Catherine Munro – “The Ponies at the Edge of the World: A Story of Hope and Belonging in Shetland”

(27 April 2022)

I felt the presence of time, the ancient breed of sheep roaming the hills, the people who nurture and understand them, the birds, ocean and seals, eternal, ordinary and magical. I noticed my body and the feeling of flow between me and the surrounding world, a surprising lack of tension.

I’m counting this as a travel book rather than a nature book as such, as it’s steeped in both the human social atmosphere of the Shetlands and the animal and bird life. It is full of the author’s life and reactions, too, but that felt natural and not forced or inserted at the demand of an editor, and her careful thinking and teasing apart of her own thoughts and what she’d told by others is intelligent and well done.

Munro was living an almost hand-to-mouth existence in Scotland, in precarious employment but yearning for nature and open spaces, when she managed to secure a funded PhD place to study animal domestication, specifically of Shetland ponies, in the Shetland Isles. Off she and her husband go (especially after reading “Snow Widows”, I liked the theme that her supportive husband followed her on her research journey) and settle in to a small house in a tiny community, digging in and working out how to exist there amongst the close-knit community and learning about the lives of the pony breeders and their charges.

I have to say here that I am particularly impressed that Munro managed to get a PhD and this book out of her year in Shetland; working with doctoral students, the time and other pressures are immense (and, indeed, she discusses this when starting a family but not getting any time off) and it’s astounding to have produced both!

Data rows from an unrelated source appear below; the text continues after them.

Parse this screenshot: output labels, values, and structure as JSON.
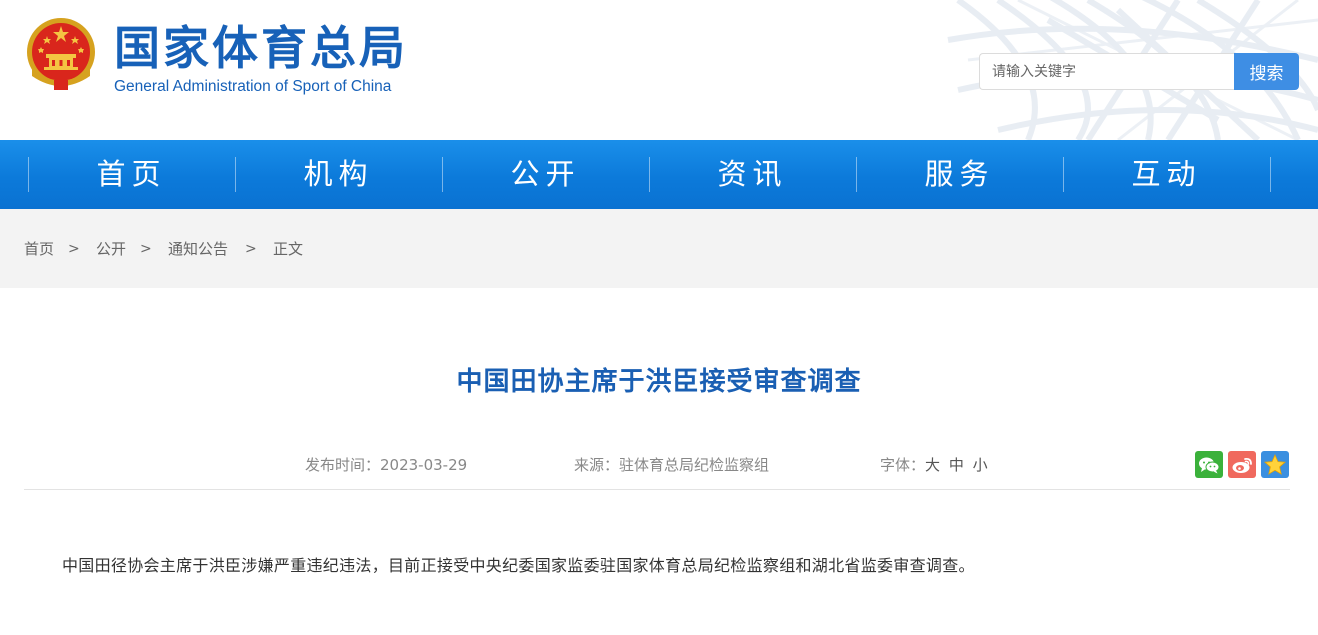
{
  "header": {
    "logo_cn": "国家体育总局",
    "logo_en": "General Administration of Sport of China",
    "emblem_icon": "national-emblem-icon"
  },
  "search": {
    "placeholder": "请输入关键字",
    "button_label": "搜索"
  },
  "nav": {
    "items": [
      {
        "label": "首页"
      },
      {
        "label": "机构"
      },
      {
        "label": "公开"
      },
      {
        "label": "资讯"
      },
      {
        "label": "服务"
      },
      {
        "label": "互动"
      }
    ]
  },
  "breadcrumb": {
    "items": [
      {
        "label": "首页"
      },
      {
        "label": "公开"
      },
      {
        "label": "通知公告"
      },
      {
        "label": "正文"
      }
    ],
    "separator": ">"
  },
  "article": {
    "title": "中国田协主席于洪臣接受审查调查",
    "publish_time": "发布时间：2023-03-29",
    "source": "来源：驻体育总局纪检监察组",
    "font_size_label": "字体：",
    "font_sizes": [
      "大",
      "中",
      "小"
    ],
    "body": "中国田径协会主席于洪臣涉嫌严重违纪违法，目前正接受中央纪委国家监委驻国家体育总局纪检监察组和湖北省监委审查调查。"
  },
  "share": {
    "icons": [
      "wechat-icon",
      "weibo-icon",
      "favorite-star-icon"
    ]
  },
  "colors": {
    "brand_blue": "#1761b8",
    "nav_blue": "#0c7ada",
    "title_blue": "#1a5fb3",
    "search_button": "#3e8ee4",
    "wechat_green": "#3bb13b",
    "weibo_red": "#f0695e",
    "favorite_blue": "#3a8fe0"
  }
}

We meet other wildlife as well as the ponies, including an orphaned lamb she rescues and the bird life of the islands. It’s all beautifully described, dialect words mixing with scientific ones naturally and authentically. The landscapes and weather are also superbly described and then we come to her fellow-islanders, respected and admired, their personalities drawn and their relationships with their animals carefully and considerately unpicked.

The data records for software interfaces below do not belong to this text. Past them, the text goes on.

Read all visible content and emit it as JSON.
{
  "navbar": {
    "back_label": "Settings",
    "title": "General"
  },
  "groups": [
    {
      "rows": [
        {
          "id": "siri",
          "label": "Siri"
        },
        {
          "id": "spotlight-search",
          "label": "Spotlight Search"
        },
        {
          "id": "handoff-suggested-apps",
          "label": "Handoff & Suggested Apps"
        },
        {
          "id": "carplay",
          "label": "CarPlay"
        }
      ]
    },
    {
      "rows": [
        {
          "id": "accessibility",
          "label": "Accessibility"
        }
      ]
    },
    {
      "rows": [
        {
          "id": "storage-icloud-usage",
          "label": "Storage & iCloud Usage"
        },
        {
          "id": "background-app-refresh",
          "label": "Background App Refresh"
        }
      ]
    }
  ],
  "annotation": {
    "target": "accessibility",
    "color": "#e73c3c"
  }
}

Munro’s central idea is that good, ideal domestication involves teaching the ponies how to interact positively with humans while retaining their own natural abilities and senses, letting them make their own decisions and learning from and with them. Shetlanders have strong ideas about what their animals are like, as a breed first, and then as individual studs, and Munro tries to describe how this happens and its deep value. Working with other people’s ponies, she gets an idea of how it works herself, too – the descriptions of her and others’ interactions with the ponies are moving and fascinating.

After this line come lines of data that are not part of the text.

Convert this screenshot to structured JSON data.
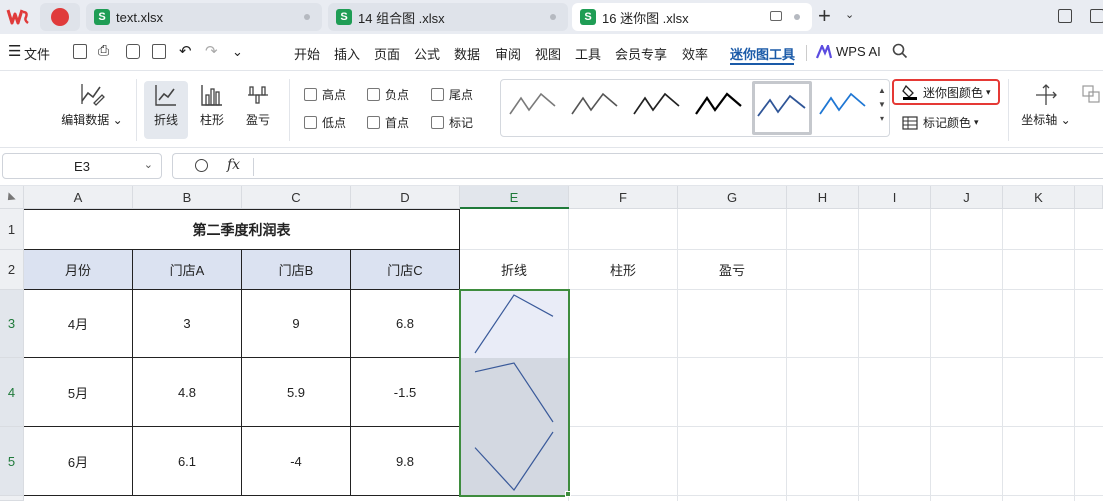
{
  "tabs": [
    {
      "label": "text.xlsx",
      "state": "inactive",
      "icon": "sheet-icon"
    },
    {
      "label": "14 组合图 .xlsx",
      "state": "inactive",
      "icon": "sheet-icon"
    },
    {
      "label": "16  迷你图 .xlsx",
      "state": "active",
      "icon": "sheet-icon"
    }
  ],
  "menu": {
    "file_label": "文件",
    "items": [
      "开始",
      "插入",
      "页面",
      "公式",
      "数据",
      "审阅",
      "视图",
      "工具",
      "会员专享",
      "效率",
      "迷你图工具"
    ],
    "active_item": "迷你图工具",
    "wps_ai": "WPS AI"
  },
  "ribbon": {
    "edit_data": "编辑数据",
    "types": [
      "折线",
      "柱形",
      "盈亏"
    ],
    "selected_type": "折线",
    "checkboxes": [
      {
        "label": "高点",
        "checked": false
      },
      {
        "label": "负点",
        "checked": false
      },
      {
        "label": "尾点",
        "checked": false
      },
      {
        "label": "低点",
        "checked": false
      },
      {
        "label": "首点",
        "checked": false
      },
      {
        "label": "标记",
        "checked": false
      }
    ],
    "sparkline_color": "迷你图颜色",
    "marker_color": "标记颜色",
    "axis": "坐标轴",
    "style_colors": [
      "#7a7a7a",
      "#555555",
      "#222222",
      "#000000",
      "#2f5597",
      "#1f77d4"
    ]
  },
  "formula_bar": {
    "name_box": "E3",
    "fx": "fx",
    "content": ""
  },
  "sheet": {
    "columns": [
      "A",
      "B",
      "C",
      "D",
      "E",
      "F",
      "G",
      "H",
      "I",
      "J",
      "K"
    ],
    "rows": [
      "1",
      "2",
      "3",
      "4",
      "5"
    ],
    "selected_column": "E",
    "selected_rows": [
      "3",
      "4",
      "5"
    ],
    "table_title": "第二季度利润表",
    "headers": [
      "月份",
      "门店A",
      "门店B",
      "门店C"
    ],
    "data": [
      [
        "4月",
        "3",
        "9",
        "6.8"
      ],
      [
        "5月",
        "4.8",
        "5.9",
        "-1.5"
      ],
      [
        "6月",
        "6.1",
        "-4",
        "9.8"
      ]
    ],
    "extra_labels": [
      "折线",
      "柱形",
      "盈亏"
    ],
    "sparkline_color": "#3a5a9a"
  }
}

Going further, the landscape is seen as another actor in the interplay of humans, animals and the islands, and this is very plausible, each having an effect on the other two. Humans and animals are interwoven and back up each others’ attributes:

… across Shetland, island breeds are included as active participants in the stories of hard work and resourcefulness and tare so central to local identities. Connections between animals, history and contemporary life and closely interwoven in ways that are powerfully symbolic, but the shared attributes between people and animals inform and are informed by everyday embodied relationships with the animals they love.

There’s no call to action here, but a description of what works and a worry about what might happen if things move otherwise. It’s good to see changes and adaptations in the way Shetland ponies are used – for example, their innate good relationship with children and vulnerable people makes them ideal therapeutic animals – which might secure their future.

I should probably add a content warning for pregnancy loss here as there is a fair bit of detail, although it’s not a sad book as such when seen overall. And Munro derives a lot of healing from the places she stays in Shetland, again in a natural and authentic way: even when she’s visiting sacred sites and monuments, it’s more matter-of-fact than woo, an acknowledgement of special, “thin” places in the world and the weight of history.

A lovely book I’m very glad I read.

Thank you to Ebury/Rider Publishing for selecting me to read this book via NetGalley in return for an honest review. “The Ponies at the Edge of the World” was published on 19 May 2022.